King Charles Bucks Tradition With Simplified Coronation Dress Code

King Charles officially became the U.K.'s ruling monarch after his mother, Queen Elizabeth II's death, on September 8, 2022. Elizabeth's reign lasted for 70 years. She was formally crowned in June 1953 after the death of her father, King George VI. Charles' coronation, which is set for May 6, 2023, is the first coronation of the 21st century. Charles' wife, Queen Camilla, will also be crowned during the ceremony. In October 2022, Buckingham Palace revealed that "The Coronation will reflect the monarch's role today and look towards the future, while being rooted in longstanding traditions and pageantry."

Like several monarchs before him, Charles' coronation will take place at Westminster Abbey. However, Charles is embracing current trends for his big day. Buckingham Palace released an emoji of St Edward's Crown, the crown Charles will wear at his coronation, on social media. In addition, pop star Katy Perry and legendary R&B singer Lionel Richie will perform at his coronation. 

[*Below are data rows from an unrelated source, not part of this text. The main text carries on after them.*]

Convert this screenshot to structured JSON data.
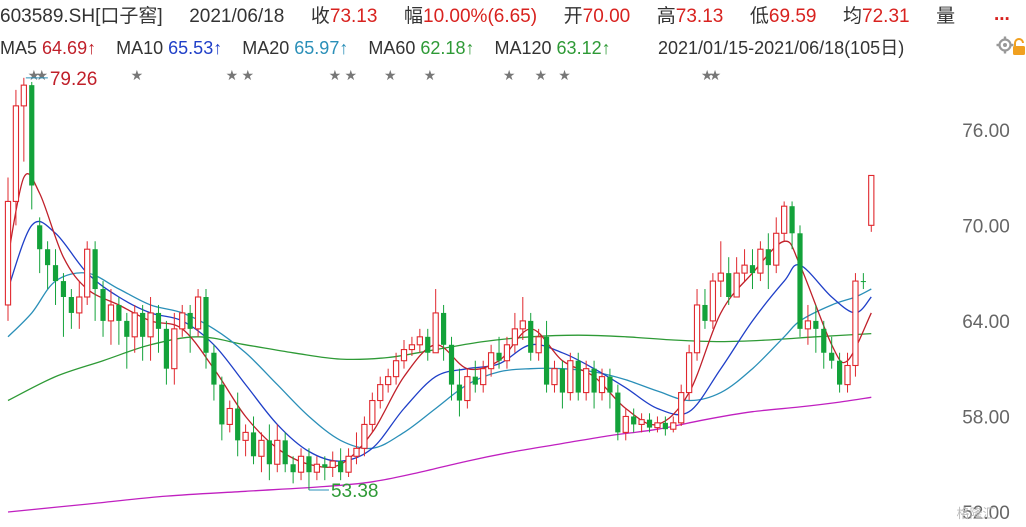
{
  "header": {
    "code": "603589.SH",
    "name": "[口子窖]",
    "date": "2021/06/18",
    "close_label": "收",
    "close": "73.13",
    "change_label": "幅",
    "change": "10.00%(6.65)",
    "open_label": "开",
    "open": "70.00",
    "high_label": "高",
    "high": "73.13",
    "low_label": "低",
    "low": "69.59",
    "avg_label": "均",
    "avg": "72.31",
    "volume_label": "量",
    "more": "..."
  },
  "ma": {
    "ma5_label": "MA5",
    "ma5": "64.69↑",
    "ma10_label": "MA10",
    "ma10": "65.53↑",
    "ma20_label": "MA20",
    "ma20": "65.97↑",
    "ma60_label": "MA60",
    "ma60": "62.18↑",
    "ma120_label": "MA120",
    "ma120": "63.12↑",
    "range": "2021/01/15-2021/06/18(105日)",
    "colors": {
      "ma5": "#c0202a",
      "ma10": "#1f3fc8",
      "ma20": "#2a8fb8",
      "ma60": "#2e9a36",
      "ma120": "#c020c0"
    }
  },
  "icons": [
    "settings-icon",
    "lock-icon"
  ],
  "chart_data": {
    "type": "candlestick",
    "y_ticks": [
      "76.00",
      "70.00",
      "64.00",
      "58.00",
      "52.00"
    ],
    "ylim": [
      51.5,
      79.5
    ],
    "annotations": {
      "high": "79.26",
      "low": "53.38"
    },
    "watermark": "格隆汇",
    "up_color": "#e0282e",
    "down_color": "#13a23a",
    "star_positions": [
      1,
      2,
      14,
      26,
      28,
      39,
      41,
      46,
      51,
      61,
      65,
      68,
      86,
      87
    ],
    "candles": [
      [
        65,
        71.5,
        64,
        73
      ],
      [
        71.5,
        77.5,
        70,
        78.5
      ],
      [
        77.5,
        78.8,
        74,
        79.26
      ],
      [
        78.8,
        72.5,
        71,
        79
      ],
      [
        70,
        68.5,
        67,
        70.5
      ],
      [
        68.5,
        67.5,
        66,
        69
      ],
      [
        67.5,
        66.5,
        65,
        68.5
      ],
      [
        66.5,
        65.5,
        63,
        67
      ],
      [
        65.5,
        64.5,
        63.5,
        66
      ],
      [
        64.5,
        65.5,
        63.5,
        66.5
      ],
      [
        65.5,
        68.5,
        65,
        69
      ],
      [
        68.5,
        66,
        64,
        69
      ],
      [
        66,
        64,
        63,
        66.5
      ],
      [
        64,
        65,
        62.5,
        66
      ],
      [
        65,
        64,
        62.5,
        65.5
      ],
      [
        64,
        63,
        61,
        64.5
      ],
      [
        63,
        64.5,
        62,
        65
      ],
      [
        64.5,
        63,
        61.5,
        65
      ],
      [
        63,
        64.5,
        61.5,
        65.5
      ],
      [
        64.5,
        63.5,
        62,
        65
      ],
      [
        63.5,
        61,
        60,
        64
      ],
      [
        61,
        63.5,
        60,
        64.5
      ],
      [
        63.5,
        64.5,
        63,
        65
      ],
      [
        64.5,
        63.5,
        62,
        65
      ],
      [
        63.5,
        65.5,
        63,
        66
      ],
      [
        65.5,
        62,
        61,
        66
      ],
      [
        62,
        60,
        59,
        62.5
      ],
      [
        60,
        57.5,
        56.5,
        60.5
      ],
      [
        57.5,
        58.5,
        57,
        59
      ],
      [
        58.5,
        56.5,
        55.5,
        59.5
      ],
      [
        56.5,
        57,
        55.5,
        57.5
      ],
      [
        57,
        55.5,
        55,
        58
      ],
      [
        55.5,
        56.5,
        54.5,
        57
      ],
      [
        56.5,
        55,
        54,
        57.5
      ],
      [
        55,
        56.5,
        54.5,
        57.5
      ],
      [
        56.5,
        55,
        54.5,
        57
      ],
      [
        55,
        54.5,
        53.8,
        55.5
      ],
      [
        54.5,
        55.5,
        54,
        56
      ],
      [
        55.5,
        54.5,
        53.38,
        56
      ],
      [
        54.5,
        55,
        54,
        55.5
      ],
      [
        55,
        54.8,
        54,
        55.5
      ],
      [
        54.8,
        55.2,
        54.2,
        55.8
      ],
      [
        55.2,
        54.5,
        54,
        56
      ],
      [
        54.5,
        55.5,
        54.2,
        56
      ],
      [
        55.5,
        56,
        55,
        57
      ],
      [
        56,
        57.5,
        55.5,
        58
      ],
      [
        57.5,
        59,
        57,
        59.5
      ],
      [
        59,
        60,
        58.5,
        60.5
      ],
      [
        60,
        60.5,
        59.5,
        61
      ],
      [
        60.5,
        61.5,
        60,
        62
      ],
      [
        61.5,
        62.2,
        61,
        62.8
      ],
      [
        62.2,
        62.5,
        61.8,
        63
      ],
      [
        62.5,
        63,
        62,
        63.5
      ],
      [
        63,
        62,
        61.5,
        63.5
      ],
      [
        62,
        64.5,
        62,
        66
      ],
      [
        64.5,
        62.5,
        61.5,
        65
      ],
      [
        62.5,
        60,
        59,
        63
      ],
      [
        60,
        59,
        58,
        61
      ],
      [
        59,
        60.5,
        58.5,
        61
      ],
      [
        60.5,
        60,
        59.5,
        61.5
      ],
      [
        60,
        61,
        59.5,
        61.5
      ],
      [
        61,
        62,
        60.5,
        62.5
      ],
      [
        62,
        61.5,
        61,
        63
      ],
      [
        61.5,
        62.5,
        61,
        63
      ],
      [
        62.5,
        63.5,
        62,
        64.5
      ],
      [
        63.5,
        64,
        62.8,
        65.5
      ],
      [
        64,
        62,
        61.5,
        64.5
      ],
      [
        62,
        63,
        61.5,
        63.5
      ],
      [
        63,
        60,
        59.5,
        64
      ],
      [
        60,
        61,
        59.5,
        61.5
      ],
      [
        61,
        59.5,
        58.5,
        61.5
      ],
      [
        59.5,
        61.5,
        59,
        62
      ],
      [
        61.5,
        59.5,
        59,
        62
      ],
      [
        59.5,
        61,
        59,
        61.5
      ],
      [
        61,
        59.5,
        58.5,
        61.5
      ],
      [
        59.5,
        60.5,
        59,
        61
      ],
      [
        60.5,
        59.5,
        58.5,
        61
      ],
      [
        59.5,
        57,
        56.5,
        60
      ],
      [
        57,
        58,
        56.5,
        58.5
      ],
      [
        58,
        57.5,
        57,
        58.5
      ],
      [
        57.5,
        57.8,
        57,
        58.2
      ],
      [
        57.8,
        57.3,
        57,
        58.2
      ],
      [
        57.3,
        57.6,
        57,
        58
      ],
      [
        57.6,
        57.2,
        56.8,
        58
      ],
      [
        57.2,
        57.6,
        57,
        58
      ],
      [
        57.6,
        59.5,
        57.4,
        60
      ],
      [
        59.5,
        62,
        59,
        62.5
      ],
      [
        62,
        65,
        61.5,
        66
      ],
      [
        65,
        64,
        63.5,
        66
      ],
      [
        64,
        66.5,
        63.5,
        67
      ],
      [
        66.5,
        67,
        65.5,
        69
      ],
      [
        67,
        65.5,
        65,
        68
      ],
      [
        65.5,
        67,
        65.5,
        68
      ],
      [
        67,
        67.5,
        66.5,
        68.5
      ],
      [
        67.5,
        67,
        66,
        68.5
      ],
      [
        67,
        68.5,
        66.5,
        69
      ],
      [
        68.5,
        67.5,
        66,
        69.5
      ],
      [
        67.5,
        69.5,
        67,
        70.5
      ],
      [
        69.5,
        71.2,
        69,
        71.5
      ],
      [
        71.2,
        69.5,
        68.5,
        71.5
      ],
      [
        69.5,
        63.5,
        63,
        70
      ],
      [
        63.5,
        64,
        62.5,
        65
      ],
      [
        64,
        63.5,
        62,
        65
      ],
      [
        63.5,
        62,
        61,
        64
      ],
      [
        62,
        61.5,
        61,
        63
      ],
      [
        61.5,
        60,
        59.5,
        62
      ],
      [
        60,
        61.2,
        59.5,
        62
      ],
      [
        61.2,
        66.5,
        60.5,
        67
      ],
      [
        66.5,
        66.48,
        66,
        67
      ],
      [
        70,
        73.13,
        69.59,
        73.13
      ]
    ],
    "ma_lines": {
      "ma5": [
        [
          0,
          68
        ],
        [
          2,
          73
        ],
        [
          4,
          72
        ],
        [
          7,
          68
        ],
        [
          10,
          66
        ],
        [
          14,
          65
        ],
        [
          18,
          64
        ],
        [
          22,
          63.5
        ],
        [
          26,
          61
        ],
        [
          30,
          58
        ],
        [
          34,
          56
        ],
        [
          38,
          55
        ],
        [
          42,
          55
        ],
        [
          46,
          57
        ],
        [
          50,
          60.5
        ],
        [
          54,
          62.5
        ],
        [
          58,
          61
        ],
        [
          62,
          61.5
        ],
        [
          66,
          63.5
        ],
        [
          70,
          61.5
        ],
        [
          74,
          60.5
        ],
        [
          78,
          58.5
        ],
        [
          82,
          57.5
        ],
        [
          86,
          59.5
        ],
        [
          90,
          64.5
        ],
        [
          94,
          67
        ],
        [
          98,
          69
        ],
        [
          100,
          67.5
        ],
        [
          104,
          62.5
        ],
        [
          106,
          61.5
        ],
        [
          109,
          64.5
        ]
      ],
      "ma10": [
        [
          0,
          66
        ],
        [
          3,
          70
        ],
        [
          6,
          69.5
        ],
        [
          10,
          67
        ],
        [
          14,
          65.5
        ],
        [
          18,
          64.5
        ],
        [
          22,
          64
        ],
        [
          26,
          62.5
        ],
        [
          30,
          60
        ],
        [
          34,
          57.5
        ],
        [
          38,
          55.8
        ],
        [
          42,
          55.2
        ],
        [
          46,
          56
        ],
        [
          50,
          58.5
        ],
        [
          54,
          60.5
        ],
        [
          58,
          61
        ],
        [
          62,
          61.3
        ],
        [
          66,
          62.5
        ],
        [
          70,
          62
        ],
        [
          74,
          61
        ],
        [
          78,
          59.8
        ],
        [
          82,
          58.5
        ],
        [
          86,
          58.3
        ],
        [
          90,
          61
        ],
        [
          94,
          64
        ],
        [
          98,
          66.5
        ],
        [
          100,
          67.5
        ],
        [
          104,
          65.5
        ],
        [
          107,
          64.5
        ],
        [
          109,
          65.5
        ]
      ],
      "ma20": [
        [
          0,
          63
        ],
        [
          3,
          64.5
        ],
        [
          6,
          66.5
        ],
        [
          10,
          67
        ],
        [
          14,
          66
        ],
        [
          18,
          65
        ],
        [
          22,
          64.5
        ],
        [
          26,
          63.5
        ],
        [
          30,
          62
        ],
        [
          34,
          60
        ],
        [
          38,
          58
        ],
        [
          42,
          56.5
        ],
        [
          46,
          56
        ],
        [
          50,
          57
        ],
        [
          54,
          58.5
        ],
        [
          58,
          60
        ],
        [
          62,
          60.8
        ],
        [
          66,
          61
        ],
        [
          70,
          61
        ],
        [
          74,
          60.8
        ],
        [
          78,
          60.3
        ],
        [
          82,
          59.6
        ],
        [
          86,
          59
        ],
        [
          90,
          59.5
        ],
        [
          94,
          61
        ],
        [
          98,
          63
        ],
        [
          100,
          64
        ],
        [
          104,
          65
        ],
        [
          107,
          65.5
        ],
        [
          109,
          66
        ]
      ],
      "ma60": [
        [
          0,
          59
        ],
        [
          6,
          60.5
        ],
        [
          12,
          61.5
        ],
        [
          18,
          62.5
        ],
        [
          24,
          63
        ],
        [
          30,
          62.5
        ],
        [
          36,
          62
        ],
        [
          42,
          61.6
        ],
        [
          48,
          61.7
        ],
        [
          54,
          62.2
        ],
        [
          60,
          62.7
        ],
        [
          66,
          63
        ],
        [
          72,
          63.1
        ],
        [
          78,
          63
        ],
        [
          84,
          62.8
        ],
        [
          90,
          62.7
        ],
        [
          96,
          62.8
        ],
        [
          102,
          63
        ],
        [
          109,
          63.2
        ]
      ],
      "ma120": [
        [
          0,
          52
        ],
        [
          10,
          52.5
        ],
        [
          20,
          53
        ],
        [
          30,
          53.3
        ],
        [
          40,
          53.6
        ],
        [
          46,
          53.9
        ],
        [
          52,
          54.5
        ],
        [
          58,
          55.2
        ],
        [
          64,
          55.8
        ],
        [
          70,
          56.3
        ],
        [
          76,
          56.8
        ],
        [
          82,
          57.2
        ],
        [
          88,
          57.8
        ],
        [
          94,
          58.3
        ],
        [
          100,
          58.6
        ],
        [
          105,
          58.9
        ],
        [
          109,
          59.2
        ]
      ]
    }
  }
}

But there are also other significant changes that Charles has implemented. The Daily Mail reported that Charles yearned to simplify his coronation as much as possible. This has resulted in a smaller ceremony and a casual dress code for attendees.

The ceremony will not be as extravagant as Queen Elizabeth II's coronation

Everything we know about King Charles' coronation centers on the fact that his ceremony will be a complete 180 from Queen Elizabeth II's coronation. At the 1953 event, Elizabeth had over 8,000 guests. The lavish ceremony cost $57 million and lasted four hours. On the other hand, Charles' coronation will have 2,000 guests and will only be an hour long. Experts say that Charles is scaling back the event to cut down costs. An unnamed royal source told The Mirror that Charles is sympathetic towards "the struggles felt by modern Britons" and wants to ensure that his coronation gets that point across.

The source told the publication, "The King has long been an advocate of a streamlined or slimmed down monarchy and this project could certainly be said to fit with his vision. He has already spoken of his wish to continue his mother's legacy and this includes continuing to recognise what the people are experiencing day by day." Charles has also decided to exclude or adjust certain coronation traditions to fit in with his desire for a modern monarchy.

For example, the coronation oil he will be anointed with will be made with olives and herbs rather than animal products. While Charles and Queen Camilla will travel to and from Westminster Abbey in a carriage, they have decided to make the procession shorter than it was at Elizabeth's coronation. Charles also decided against wearing an opulent robe for his coronation.

Not everyone is happy about the dress code

Reports indicate that King Charles will most likely wear his military uniform instead of a coronation robe. However, Charles has made it clear that this dress code applies to everyone attending his coronation. Charles has asked for members of parliament to dress in business wear instead of their traditional robes. Royal Editor Danielle Stacey from Hello! explained, "It wouldn't be a surprise if peers and guests dress down for the King's coronation, given how conscious he is of the current cost of living crisis and his desire to have a much more modern monarchy. The world has changed so much since the Queen's coronation 70 years ago and it makes sense for Charles to put his own stamp on it."

Experts, like stylist Marian Kwei, told The Independent that Charles is doing the right thing. She said, "This new style of dress being adopted at the upcoming coronation tells us that his monarchy and those to come, seek to be more relatable, engaging with its masses more intimately."

But, of course, the dress code and Charles' wishes for a less-grandeur coronation have been met with some controversy. Those close to the royal family say he's making a mistake by having a smaller guest list and changing the dress code. Ben Goldsmith, a friend of the royal family, told the Daily Mail that he has fears that the coronation will "end up being a watered-down affair."